The French Open’s recent reputation for springing surprises continued today when Welshman Kyron Sullivan and South African James Kamte, ranked only 421st and 386th in the world, took the first-round lead at Le Golf National.
While former winner Philip Walton crashed to an horrendous 89 including a 12 on the 18th – not even the worst score of the day there – the two little-known players returned six under-par 65s.
Sullivan, a 31-year-old from Cardiff, is in his first full season on the European circuit, having graduated from the “second division” Challenge Tour.

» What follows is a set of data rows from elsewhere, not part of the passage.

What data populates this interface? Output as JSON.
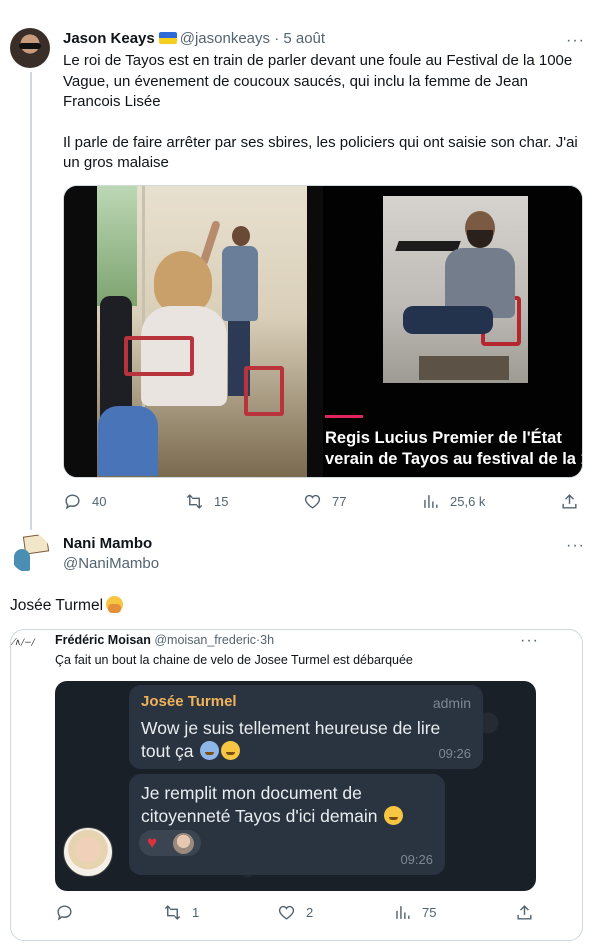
{
  "tweet1": {
    "author_name": "Jason Keays",
    "handle": "@jasonkeays",
    "separator": "·",
    "date": "5 août",
    "more": "···",
    "paragraphs": [
      "Le roi de Tayos est en train de parler devant une foule au Festival de la 100e Vague, un évenement de coucoux saucés, qui inclu la femme de Jean Francois Lisée",
      "Il parle de faire arrêter par ses sbires, les policiers qui ont saisie son char. J'ai un gros malaise"
    ],
    "video_caption_line1": "Regis Lucius Premier de l'État",
    "video_caption_line2": "verain de Tayos au festival de la 1",
    "stats": {
      "replies": "40",
      "retweets": "15",
      "likes": "77",
      "views": "25,6 k"
    }
  },
  "tweet2": {
    "author_name": "Nani Mambo",
    "handle": "@NaniMambo",
    "more": "···",
    "text": "Josée Turmel",
    "quote": {
      "avatar_text": "⁄∧∕−∕",
      "author_name": "Frédéric Moisan",
      "handle": "@moisan_frederic",
      "separator": "·",
      "time": "3h",
      "more": "···",
      "text": "Ça fait un bout la chaine de velo de Josee Turmel est débarquée",
      "chat": {
        "msg1": {
          "sender": "Josée Turmel",
          "role": "admin",
          "text": "Wow je suis tellement heureuse de lire tout ça",
          "time": "09:26"
        },
        "msg2": {
          "text": "Je remplit mon document de citoyenneté Tayos d'ici demain",
          "time": "09:26",
          "reaction": "♥"
        }
      },
      "stats": {
        "retweets": "1",
        "likes": "2",
        "views": "75"
      }
    }
  }
}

He stands 176th on the Order of Merit.
Playing in the last group of the day, there were only three people in a stand designed for 300 when he completed one of only two bogey-free rounds.
He said: “A lot of guys from the Challenge Tour are thinking about making the cut, but you have to put that out of your mind and try to get into contention.”
Kamte was pushed by his caddie into attempting the 36-hole qualifying event earlier this month and is already grateful.
“It’s one of those things you dream about,” said the 24-year-old, who became known as “The Cobra” for his deadly finishing in his soccer-playing days.
“I think 80% of people I knew were very surprised when I switched sports. They thought I could be big in soccer, but thank God I chose golf.”
He will also be thanking Ernie Els if he goes on to win.
“Ernie did everything for us with his foundation for under-privileged kids,” added Kamte. “He flew us around, paid for our accommodation, gave us pocket money, gave us clubs. We were absolutely spoilt and they had to drag me out.”
While it is still unlikely that he will be lifting the trophy on Sunday he would have his confidence boosted by looking at the last four names on it.
Champions in 2002 and 2003 were English pair Malcolm Mackenzie and Phil Golding. They had never won before in 508 and 200 previous starts on the European Tour, while 2004 winner Jean-Francois Remesy had one victory in over 200 events and last year John Bickerton triumphed after just one win in more than 300.
He and Sullivan are one ahead of England’s Graeme Storm and Benn Barham and Swedes Steven Jeppesen and Christian Nilsson.
But Colin Montgomerie, who won seven years ago, was perfectly content with his start. Hitting 16 greens in regulation, Montgomerie, determined to reverse things after his 82 at the US Open two weeks ago, posted a 68 for a share of eighth spot.
Paul McGinley was five under with six to play, but then bogeyed the 13th, 17th and 18th for a 69, while a limping Lee Westwood, the other member of last September’s Ryder Cup side in the field, ignored the suggestion of his caddie to pull out and battled his way to a level-par 71.
The Worksop golfer had already arranged a scan for Monday on his left knee and aggravated the injury on the eve of the event.
“It’s a shame I couldn’t give it everything because I’m hitting the ball well,” commented Westwood. “I’ve not really completed a swing all day. It’s been getting worse recently and I felt it tweak on the range.”
But even at three over after five holes he refused to call it a day.
“It didn’t enter my head,” he said after grabbing four birdies.
Ian Poulter’s main problem was the clicking of cameras as he returned a 70.
“I must have backed off 10 shots,” said the 31-year-old, at 31st in the world the highest-ranked player in the tournament. “That’s the worst I’ve ever known it.”
Jean Van de Velde looks certain to have to go to Sunningdale on Monday for 36 holes of Open qualifying after a disappointing 78. The Frenchman, struggling with illness the last two months, could have made it direct to Carnoustie - scene of his last-hole triple bogey in 1999 – with a top-two finish.
Walton’s 12 came as he lost four balls on the 18th, where the entire field were more than 120 over par, but South African Andrew McLardy “beat” him with a 13 as he shot 83.
“Just shocking – unreal,” said Walton, match-winning hero of the 1995 Ryder Cup in America. “I even made a lot of putts for par. It could have been a 95!”
There were also two nines and a long list of sevens at the 18th and tournament director David Probyn was puzzled.
“I’ve never known anything like it there – and it’s not as if the wind has been in the players’ faces. It’s been helping,” he said.
Walton, now 45 and no longer a European Tour card holder, added: “I think my caddie’s gone to hang himself.
“I broke all records there – I’ve never lost that many balls and my previous highest was an 11 at The Belfry. That’s one tough course out there.”